By Trix Wilkins
I loved many things about Greta Gerwig’s film: the music, the writing, the ending…I was left wondering, though, where were the men of Little Women?
Jo’s writing being the bookends of the film, the depiction of discussions with her publisher (especially how she responds to that question, “Who does she [Jo] marry?”), how Beth is shown to inspire her writing of Little Women, how Jo mourns Beth and struggles even to write after her death, how she is shown in her jacket in the garret with ink-stained hands while “genius burns” by candlelight, laboring physically for her precious sister…The story of Louisa interwoven into the movie like this is exquisitely told. It honors her writing method and sacrifices, and her sister Elizabeth’s influence and significance in her life.
I greatly enjoyed the way the story unfolded, with the pairing of scenes done so that it was very clear which past events were pertinent to the present. The music was wonderful and moving, particularly Beth’s piano playing. One of my favorite scenes is of Beth playing while Mr Laurence listens, quietly and discreetly, on the stairs outside so as not to frighten or disturb her. It is incredibly beautiful music…and I love the time that is given in the film to show Beth in her element!

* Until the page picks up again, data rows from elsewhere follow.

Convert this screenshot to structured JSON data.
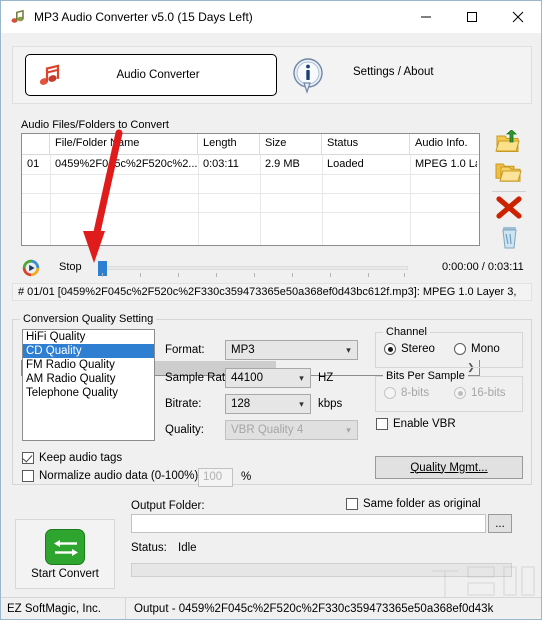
{
  "window": {
    "title": "MP3 Audio Converter v5.0 (15 Days Left)",
    "icon": "app-music-icon",
    "minimize": "minimize-icon",
    "maximize": "maximize-icon",
    "close": "close-icon"
  },
  "toolbar": {
    "audio_converter_label": "Audio Converter",
    "audio_converter_icon": "music-note-icon",
    "info_icon": "info-bubble-icon",
    "settings_about_label": "Settings / About"
  },
  "files_group": {
    "legend": "Audio Files/Folders to Convert",
    "columns": [
      "",
      "File/Folder Name",
      "Length",
      "Size",
      "Status",
      "Audio Info."
    ],
    "rows": [
      {
        "index": "01",
        "name": "0459%2F045c%2F520c%2...",
        "length": "0:03:11",
        "size": "2.9 MB",
        "status": "Loaded",
        "info": "MPEG 1.0 La"
      }
    ],
    "scroll_left_icon": "chevron-left-icon",
    "scroll_right_icon": "chevron-right-icon",
    "side_buttons": [
      {
        "name": "add-files-icon",
        "label": "Add Files"
      },
      {
        "name": "add-folder-icon",
        "label": "Add Folder"
      },
      {
        "name": "remove-icon",
        "label": "Remove"
      },
      {
        "name": "clear-all-icon",
        "label": "Clear All"
      }
    ]
  },
  "player": {
    "play_icon": "play-media-icon",
    "stop_label": "Stop",
    "position": "0:00:00",
    "duration": "0:03:11",
    "time_display": "0:00:00 / 0:03:11",
    "seek_value": 0
  },
  "info_line": "# 01/01 [0459%2F045c%2F520c%2F330c359473365e50a368ef0d43bc612f.mp3]: MPEG 1.0 Layer 3,",
  "quality_group": {
    "legend": "Conversion Quality Setting",
    "presets": [
      "HiFi Quality",
      "CD Quality",
      "FM Radio Quality",
      "AM Radio Quality",
      "Telephone Quality"
    ],
    "selected_preset": "CD Quality",
    "fields": {
      "format_label": "Format:",
      "format_value": "MP3",
      "sample_rate_label": "Sample Rate:",
      "sample_rate_value": "44100",
      "sample_rate_unit": "HZ",
      "bitrate_label": "Bitrate:",
      "bitrate_value": "128",
      "bitrate_unit": "kbps",
      "quality_label": "Quality:",
      "quality_value": "VBR Quality 4"
    },
    "channel": {
      "legend": "Channel",
      "options": [
        "Stereo",
        "Mono"
      ],
      "selected": "Stereo"
    },
    "bits_per_sample": {
      "legend": "Bits Per Sample",
      "options": [
        "8-bits",
        "16-bits"
      ],
      "selected": "16-bits"
    },
    "enable_vbr_label": "Enable VBR",
    "enable_vbr_checked": false,
    "keep_tags_label": "Keep audio tags",
    "keep_tags_checked": true,
    "normalize_label": "Normalize audio data (0-100%):",
    "normalize_checked": false,
    "normalize_value": "100",
    "normalize_unit": "%",
    "quality_mgmt_label": "Quality Mgmt..."
  },
  "output": {
    "folder_label": "Output Folder:",
    "folder_value": "",
    "folder_placeholder": "",
    "same_folder_label": "Same folder as original",
    "same_folder_checked": false,
    "browse_label": "...",
    "status_label": "Status:",
    "status_value": "Idle",
    "progress_percent": 0
  },
  "start_button": {
    "label": "Start Convert",
    "icon": "convert-arrows-icon"
  },
  "statusbar": {
    "company": "EZ SoftMagic, Inc.",
    "output_text": "Output - 0459%2F045c%2F520c%2F330c359473365e50a368ef0d43k"
  },
  "colors": {
    "accent": "#2e7fd1",
    "start_green": "#2ea52e",
    "remove_red": "#cc2200",
    "window_border": "#9bb7cc"
  }
}
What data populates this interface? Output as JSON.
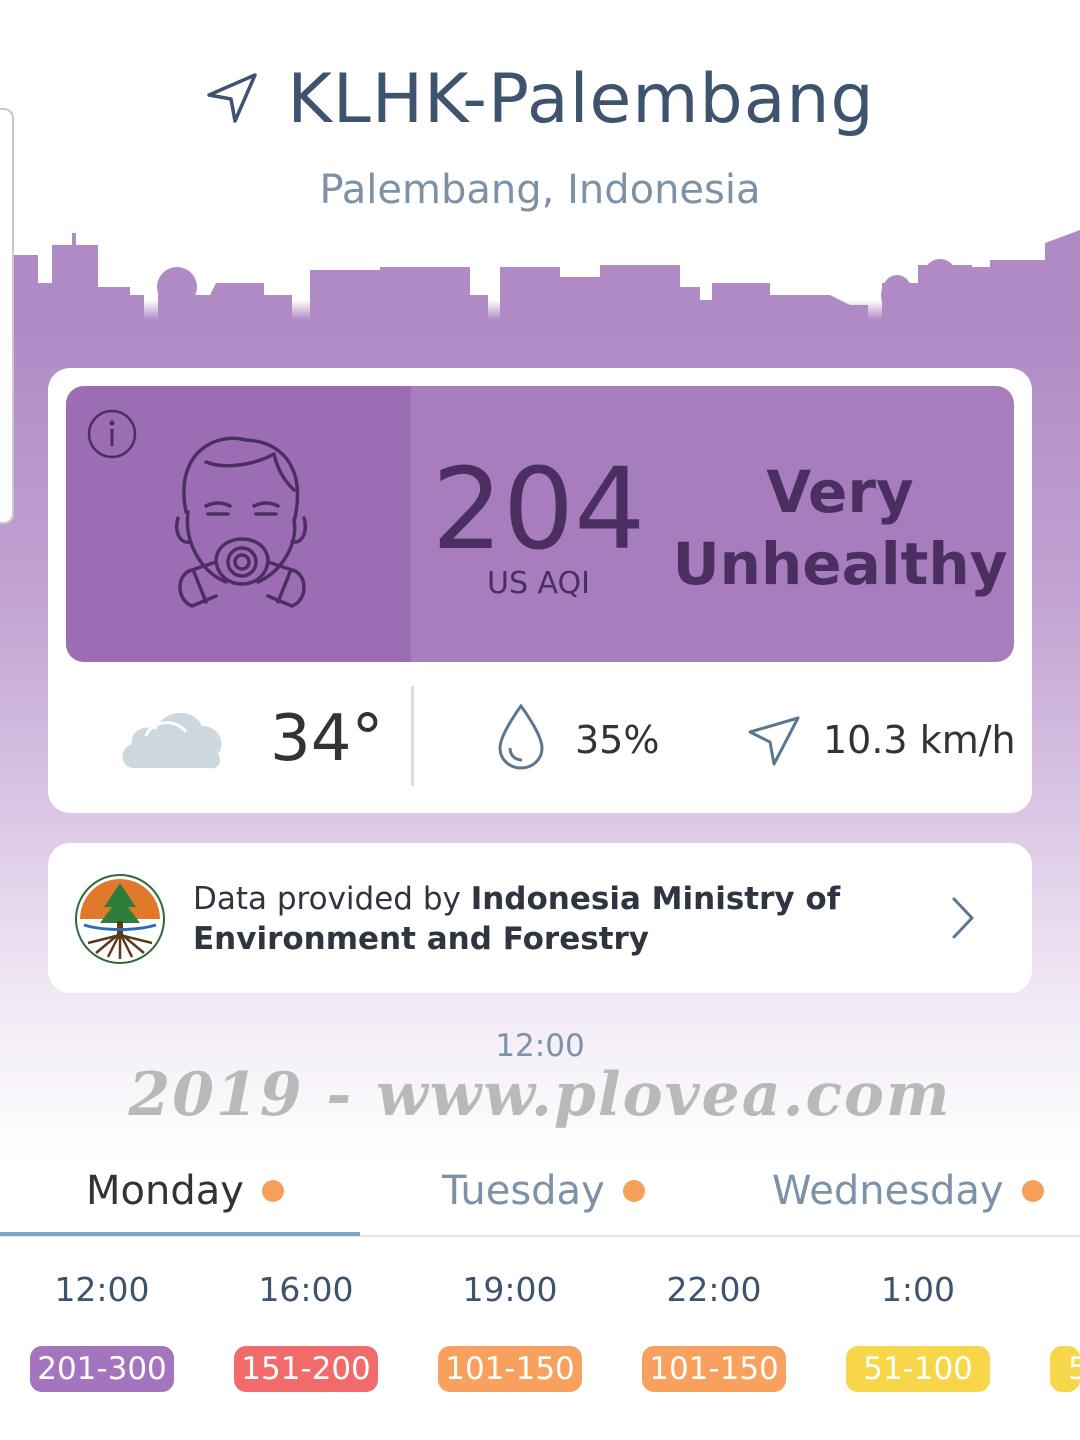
{
  "header": {
    "station": "KLHK-Palembang",
    "location": "Palembang, Indonesia"
  },
  "aqi": {
    "value": "204",
    "unit": "US AQI",
    "status_line1": "Very",
    "status_line2": "Unhealthy",
    "color": "#a87dbe"
  },
  "weather": {
    "temperature": "34°",
    "humidity": "35%",
    "wind": "10.3 km/h"
  },
  "provider": {
    "prefix": "Data provided by ",
    "name": "Indonesia Ministry of Environment and Forestry"
  },
  "current_time": "12:00",
  "watermark": "2019 - www.plovea.com",
  "days": [
    {
      "label": "Monday",
      "active": true
    },
    {
      "label": "Tuesday",
      "active": false
    },
    {
      "label": "Wednesday",
      "active": false
    }
  ],
  "forecast": [
    {
      "time": "12:00",
      "range": "201-300",
      "color": "#a474be"
    },
    {
      "time": "16:00",
      "range": "151-200",
      "color": "#f26b6b"
    },
    {
      "time": "19:00",
      "range": "101-150",
      "color": "#f8a15e"
    },
    {
      "time": "22:00",
      "range": "101-150",
      "color": "#f8a15e"
    },
    {
      "time": "1:00",
      "range": "51-100",
      "color": "#f7d64a"
    },
    {
      "time": "",
      "range": "5",
      "color": "#f7d64a"
    }
  ]
}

The missing men
Yes, we saw Theodore Laurence, John Brooke, Friedrich Bhaer, grandfather Laurence, father March, on the screen. I just didn’t feel like they were really in the film as people. It felt like they were there as literary devices: Laurie to be told off by Amy and rejected by Jo, John to marry responsible Meg, Friedrich to be the “funny match” for Jo, Mr Laurence to provide money whenever needed, and it feels like even Mr March is only there so Mrs March “can be angry with [him] face to face.”
Perhaps that was part of the intent of the film, to comment on how often little development is devoted to secondary female characters as opposed to male leads by flipping that on its head, but this idea saddens me. A significant part of the charm of Little Women is that it features both strong women and strong men and how closely the beauty and strength of their characters are connected to the quality of their relationships with each other. There are many ways in which all the March sisters are enriched by the admirable example and work of the men that we don’t see, who love them, cherish them, cheer them on, provide for them and live for them.

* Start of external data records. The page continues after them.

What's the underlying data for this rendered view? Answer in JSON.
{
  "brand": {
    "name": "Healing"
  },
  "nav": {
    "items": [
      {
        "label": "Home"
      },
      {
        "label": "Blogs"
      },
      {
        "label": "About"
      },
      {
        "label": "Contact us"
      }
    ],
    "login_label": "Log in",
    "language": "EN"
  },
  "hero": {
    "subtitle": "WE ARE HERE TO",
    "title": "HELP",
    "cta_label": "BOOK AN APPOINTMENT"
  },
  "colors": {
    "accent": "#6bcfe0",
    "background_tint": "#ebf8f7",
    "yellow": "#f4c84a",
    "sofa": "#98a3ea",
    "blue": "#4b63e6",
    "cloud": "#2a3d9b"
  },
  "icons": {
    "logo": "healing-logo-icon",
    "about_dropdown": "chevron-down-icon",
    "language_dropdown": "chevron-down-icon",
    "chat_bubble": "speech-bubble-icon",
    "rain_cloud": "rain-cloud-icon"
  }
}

The absence of Laurie for me was the hardest to watch. I had the feeling I was meant to merely see him as a spoiled wealthy man who got told to get back to work. This Laurie is stripped of just about every noble thing he did in the novel: his encouraging Beth in her music, his encouraging Jo in her writing (he’s the one who calls her “our great American authoress”), his sending for Marmee from Washington, his “digging” for the sake of Jo and his grandfather, his sponsoring a poor student in college…

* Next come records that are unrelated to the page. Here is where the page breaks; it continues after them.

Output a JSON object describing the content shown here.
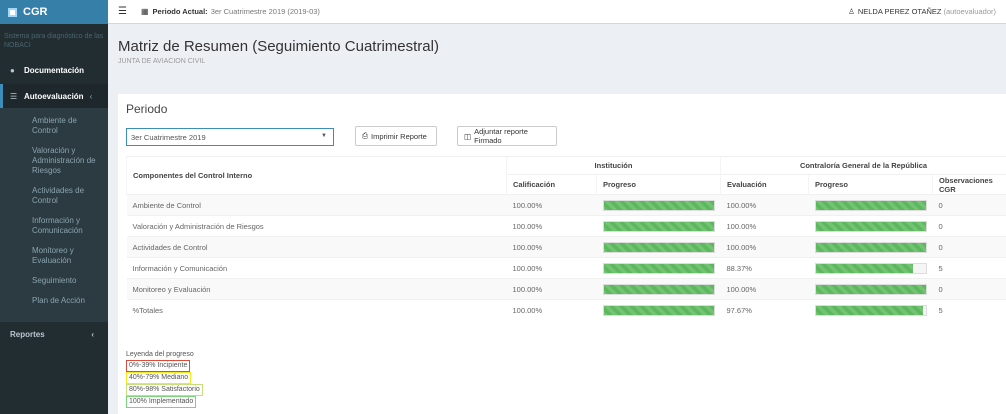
{
  "app": {
    "logo": "CGR",
    "system_desc": "Sistema para diagnóstico de las NOBACI"
  },
  "sidebar": {
    "documentacion": "Documentación",
    "autoevaluacion": "Autoevaluación",
    "sub_items": [
      "Ambiente de Control",
      "Valoración y Administración de Riesgos",
      "Actividades de Control",
      "Información y Comunicación",
      "Monitoreo y Evaluación",
      "Seguimiento",
      "Plan de Acción"
    ],
    "reportes": "Reportes"
  },
  "topbar": {
    "period_label": "Periodo Actual:",
    "period_value": "3er Cuatrimestre 2019 (2019-03)",
    "user": "NELDA PEREZ OTAÑEZ",
    "role": "(autoevaluador)"
  },
  "page": {
    "title": "Matriz de Resumen (Seguimiento Cuatrimestral)",
    "subtitle": "JUNTA DE AVIACION CIVIL"
  },
  "form": {
    "periodo_title": "Periodo",
    "periodo_value": "3er Cuatrimestre 2019",
    "print_label": "Imprimir Reporte",
    "upload_label": "Adjuntar reporte Firmado"
  },
  "table": {
    "h_componentes": "Componentes del Control Interno",
    "h_institucion": "Institución",
    "h_contraloria": "Contraloría General de la República",
    "h_calificacion": "Calificación",
    "h_progreso": "Progreso",
    "h_evaluacion": "Evaluación",
    "h_progreso2": "Progreso",
    "h_observaciones": "Observaciones CGR",
    "rows": [
      {
        "name": "Ambiente de Control",
        "calificacion": "100.00%",
        "inst_progress": 100,
        "evaluacion": "100.00%",
        "cgr_progress": 100,
        "obs": "0"
      },
      {
        "name": "Valoración y Administración de Riesgos",
        "calificacion": "100.00%",
        "inst_progress": 100,
        "evaluacion": "100.00%",
        "cgr_progress": 100,
        "obs": "0"
      },
      {
        "name": "Actividades de Control",
        "calificacion": "100.00%",
        "inst_progress": 100,
        "evaluacion": "100.00%",
        "cgr_progress": 100,
        "obs": "0"
      },
      {
        "name": "Información y Comunicación",
        "calificacion": "100.00%",
        "inst_progress": 100,
        "evaluacion": "88.37%",
        "cgr_progress": 88.37,
        "obs": "5"
      },
      {
        "name": "Monitoreo y Evaluación",
        "calificacion": "100.00%",
        "inst_progress": 100,
        "evaluacion": "100.00%",
        "cgr_progress": 100,
        "obs": "0"
      },
      {
        "name": "%Totales",
        "calificacion": "100.00%",
        "inst_progress": 100,
        "evaluacion": "97.67%",
        "cgr_progress": 97.67,
        "obs": "5"
      }
    ]
  },
  "legend": {
    "title": "Leyenda del progreso",
    "l1": "0%-39% Incipiente",
    "l2": "40%-79% Mediano",
    "l3": "80%-98% Satisfactorio",
    "l4": "100% Implementado"
  },
  "colors": {
    "progress": "#5cb85c",
    "sidebar": "#222d32",
    "logo": "#367fa9"
  }
}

Something similar happens to John Brooke. He is shown to be an incompetent poor tutor. I would have liked to have seen him honored with more screen time and deeper development the way Elizabeth had been, considering how much Louisa had esteemed the man this character was based on, John Pratt. (The 2018 Masterpiece film does this well.)
I can, however, understand Friedrich Bhaer not being developed as a character in the film, because this accurately reflects his purpose in the novel. He exists purely because Louisa refused to marry Jo to Laurie. This is what makes Greta Gerwig’s casting choice so acceptable, even though he is meant to be “stout,” blond, and forty. He is designed solely to provide a romantic ending for Jo – and in this sense, adheres to canon in spirit if not in letter.
It has always unsettled me: the ending of the novel in which Beth dies, Jo stops writing, Amy stops painting to become “an ornament to society,” Laurie stops composing to join the list of nineteenth century wealthy men plying the “trade to India”… and the marriages that have been debated for a hundred and fifty years ever since.
In light of all that, I loved the ending of Greta Gerwig’s film! I suspect Louisa May Alcott would have applauded. (I like to think she would have liked the ending of The Courtship of Jo March too. At least the publishing house bit ;))